The Mask of Anarchy, as its subtitle announces, was “Written on the Occasion of the Massacre at Manchester” in St The Mask of Anarchy, as its subtitle announces, was “Written on the Occasion of the Massacre at Manchester” in St.
Peter's Field on 16 August 1819. The event, popularly known as the Peterloo Massacre, occurred when mounted local militia mistakenly charged a crowd of men, women, and children, who were peaceably campaigning for Parliamentary reform, and incited a riot. A number of people lost their lives and a good many more were seriously injured as a result of the violence that ensued. Having taken up residence in Italy by this time, Shelley did not learn of this terrible event until he received copies of the Examiner for 22 and 29 of August from Thomas Love Peacock (1785-1866) on 5 September.
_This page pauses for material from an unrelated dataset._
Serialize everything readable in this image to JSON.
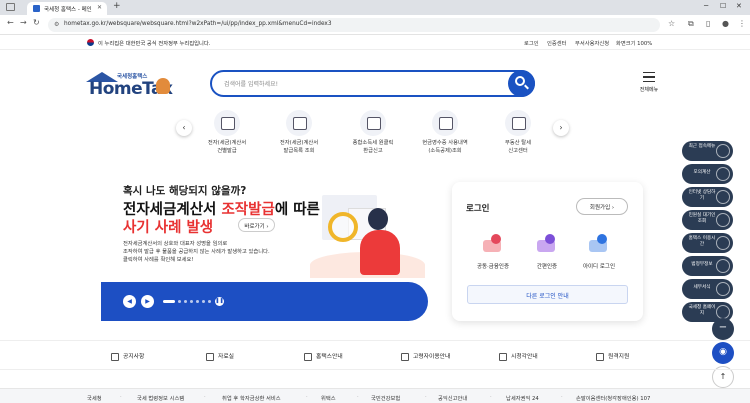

Shelley's response to the news was almost immediate. He completed The Mask of Anarchy before the end of the month and dispatched a copy to Leigh Hunt for publication, on 23 September, in his radical periodical, the Examiner. In light of revolutionary fervour in England and increased legal restrictions on the radical press, Hunt deferred publication until 1832, the year in which the Great Reform Bill was passed. Shelley's final version of The Mask of Anarchy comprised ninety-one stanzas, written in tetrameter couplets and triplets with each stanza consisting of either four or five lines. The 'Mask' of Shelley's title alludes to both the concealed deceits of corrupt authority and the medieval concept of a processional triumph or masquerade. Conforming to the conventions of visionary dream poetry, The Mask of Anarchy opens with a sleeping narrator, whose reverie gives way to “the visions of poesy” (4) and an encounter with “a ghastly masquerade” (27). This dire procession is Shelley's depiction of Lord Liverpool's ministry as a series of grotesque and vitriolic caricatures: I met Murder on the way -He had a mask like Castlereagh -Very smooth he looked, yet grim;Seven bloodhounds followed him:All were fat; and well they mightBe in admirable plight,For one by one, and two by two,He tossed them human hearts to chewWhich from his cloak he drew [...]Next came Fraud, and he had on,Like Eldon, an ermined gown;His big tears, for he wept well,Turned to mill-stones as they fell. (1-17) Shelley presents each of these allegorical figures as pointedly correlating with either political statesmen or events in England. It is no accident that Shelley aligns Lord Chancellor Eldon with Fraud and Viscount Castlereagh with Murder. Foreign Secretary since 1812, Castlereagh (1769-1822) had a long-standing reputation, earned in Ireland, the Napoleonic Wars, and at home, as a warmonger and political oppressor among radicals. Eldon's capacity for hypocrisy, on the other hand, can be gauged from his notorious reputation for public displays of weeping and his many heartless rulings in the Chancery court (he had ruled against Sh